We rested for a while, leaving some people behind, and made our way to the highest point in Egypt. The hike was a little bit more difficult than the rest of the mountain, however. I was as tired as anyone, my feet hurt and the bag I had decided to bring with me was a pain in the neck – literally. But three things kept me going; the feeling of achievement, the stunning view that was waiting for us and the rumours that there was a toilet up there.
I reached the summit around forty minutes later and found a rock to sit on. I immediately became lost in the beauty of the view – so much so that I sat in my place looking around me for an hour and a half. I wasn’t thinking of anything. I felt high. I wanted to spend the night on the summit, but they wouldn’t let me – party poopers.
The way down was much easier. It took me half the time to reach the valley, but I was just as much in awe of my surroundings – to the degree that I found myself lost at one point and couldn’t figure out if the group was ahead of me or behind me. I eventually reached the valley, but had no idea where I was. I was really, very lost, until I found three Bedouins who refused to give me directions until I have tea with them – an offer I couldn’t refuse.
In bringing back together this remarkable group of people for this remarkable trip, these types of initiatives can and will change things. But as we left our camp, one image will stick with me: the sight of an empty camp with a look of uncertainty and worry on Sheikh Mousa’s face, the camp owner.
He looked defeated. The warm hospitality he had shown us on arrival turned into despair – it all sound like a dramatic movie scene, but I couldn’t quite fathom as to why a place this beautiful was deserted. Is it awareness, or lack thereof? Is it the outside world’s skewed understanding of what things are like in Sinai? You know those list articles that pop up regularly online? The ones that are called something like 20 DESTINATIONS YOU NEEDS TO VISIT BEFORE YOU DIE – Egypt should have multiple entries on these kinds of articles, but they rarely appear.
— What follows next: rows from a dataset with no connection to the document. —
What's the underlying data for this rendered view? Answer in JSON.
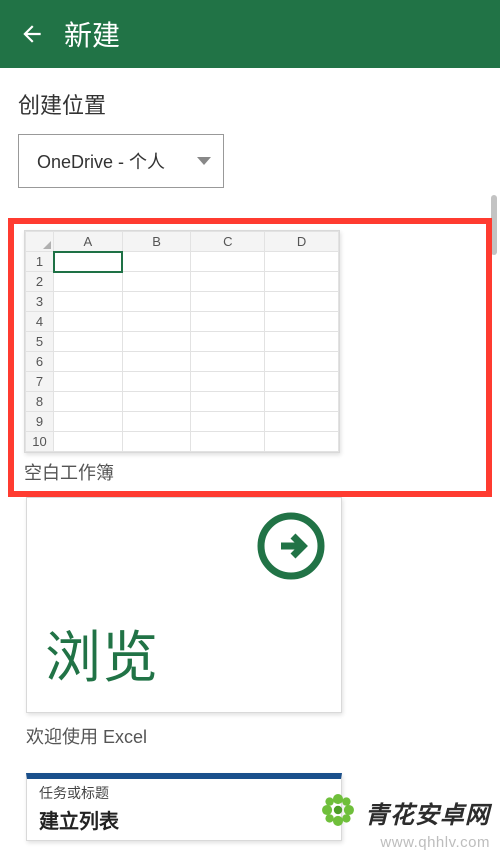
{
  "header": {
    "title": "新建"
  },
  "location": {
    "label": "创建位置",
    "selected": "OneDrive - 个人"
  },
  "templates": {
    "blank": {
      "label": "空白工作簿",
      "columns": [
        "A",
        "B",
        "C",
        "D"
      ],
      "rows": [
        "1",
        "2",
        "3",
        "4",
        "5",
        "6",
        "7",
        "8",
        "9",
        "10"
      ]
    },
    "browse": {
      "title": "浏览",
      "label": "欢迎使用 Excel"
    },
    "list": {
      "header": "任务或标题",
      "title": "建立列表"
    }
  },
  "watermark": {
    "name": "青花安卓网",
    "url": "www.qhhlv.com"
  }
}
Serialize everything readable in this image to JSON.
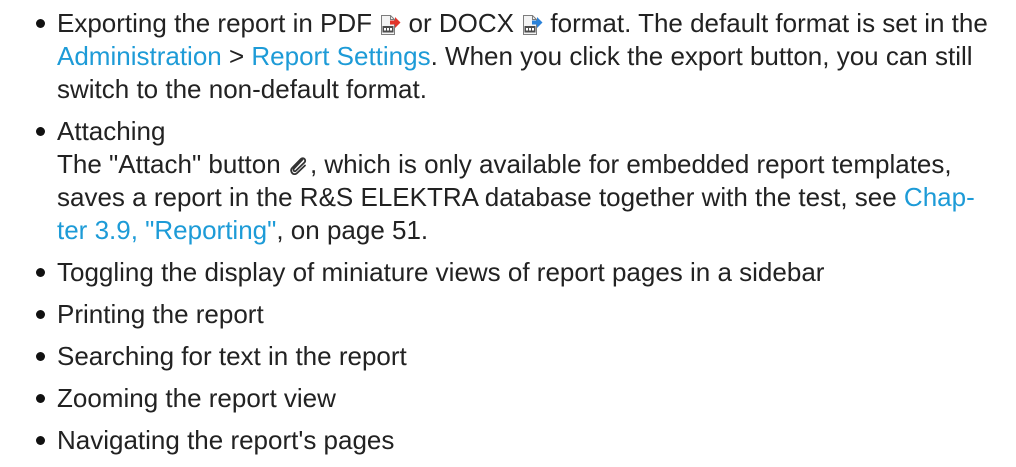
{
  "colors": {
    "text": "#222222",
    "link": "#1d9bd7",
    "bullet": "#111111"
  },
  "items": [
    {
      "lines": [
        [
          {
            "text": "Exporting the report in PDF "
          },
          {
            "icon": "pdf-export-icon"
          },
          {
            "text": " or DOCX "
          },
          {
            "icon": "docx-export-icon"
          },
          {
            "text": " format. The default format is set in the"
          }
        ],
        [
          {
            "text": "Administration",
            "link": true
          },
          {
            "text": " > "
          },
          {
            "text": "Report Settings",
            "link": true
          },
          {
            "text": ". When you click the export button, you can still"
          }
        ],
        [
          {
            "text": "switch to the non-default format."
          }
        ]
      ]
    },
    {
      "lines": [
        [
          {
            "text": "Attaching"
          }
        ],
        [
          {
            "text": "The \"Attach\" button "
          },
          {
            "icon": "paperclip-icon"
          },
          {
            "text": ", which is only available for embedded report templates,"
          }
        ],
        [
          {
            "text": "saves a report in the R&S ELEKTRA database together with the test, see "
          },
          {
            "text": "Chap-",
            "link": true
          }
        ],
        [
          {
            "text": "ter 3.9, \"Reporting\"",
            "link": true
          },
          {
            "text": ", on page 51."
          }
        ]
      ]
    },
    {
      "lines": [
        [
          {
            "text": "Toggling the display of miniature views of report pages in a sidebar"
          }
        ]
      ]
    },
    {
      "lines": [
        [
          {
            "text": "Printing the report"
          }
        ]
      ]
    },
    {
      "lines": [
        [
          {
            "text": "Searching for text in the report"
          }
        ]
      ]
    },
    {
      "lines": [
        [
          {
            "text": "Zooming the report view"
          }
        ]
      ]
    },
    {
      "lines": [
        [
          {
            "text": "Navigating the report's pages"
          }
        ]
      ]
    }
  ]
}
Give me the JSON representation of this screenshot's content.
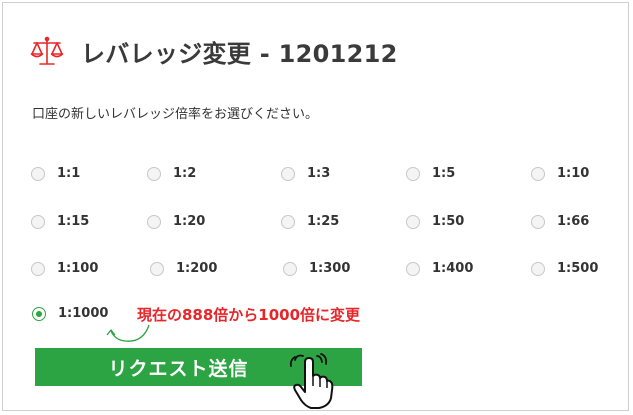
{
  "dialog": {
    "title": "レバレッジ変更 - 1201212",
    "instruction": "口座の新しいレバレッジ倍率をお選びください。",
    "icon": "balance-scale-icon",
    "accent_color": "#e8262a"
  },
  "leverage_options": [
    {
      "label": "1:1",
      "checked": false
    },
    {
      "label": "1:2",
      "checked": false
    },
    {
      "label": "1:3",
      "checked": false
    },
    {
      "label": "1:5",
      "checked": false
    },
    {
      "label": "1:10",
      "checked": false
    },
    {
      "label": "1:15",
      "checked": false
    },
    {
      "label": "1:20",
      "checked": false
    },
    {
      "label": "1:25",
      "checked": false
    },
    {
      "label": "1:50",
      "checked": false
    },
    {
      "label": "1:66",
      "checked": false
    },
    {
      "label": "1:100",
      "checked": false
    },
    {
      "label": "1:200",
      "checked": false
    },
    {
      "label": "1:300",
      "checked": false
    },
    {
      "label": "1:400",
      "checked": false
    },
    {
      "label": "1:500",
      "checked": false
    },
    {
      "label": "1:1000",
      "checked": true
    }
  ],
  "annotation": {
    "text": "現在の888倍から1000倍に変更",
    "color": "#e8262a"
  },
  "submit": {
    "label": "リクエスト送信",
    "color": "#2ca444",
    "cursor_icon": "pointing-hand-icon"
  }
}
We were the only people at Sheikh Mousa’s camp and he wasn’t expecting anymore guests anytime soon.
By Mahmoud Hussein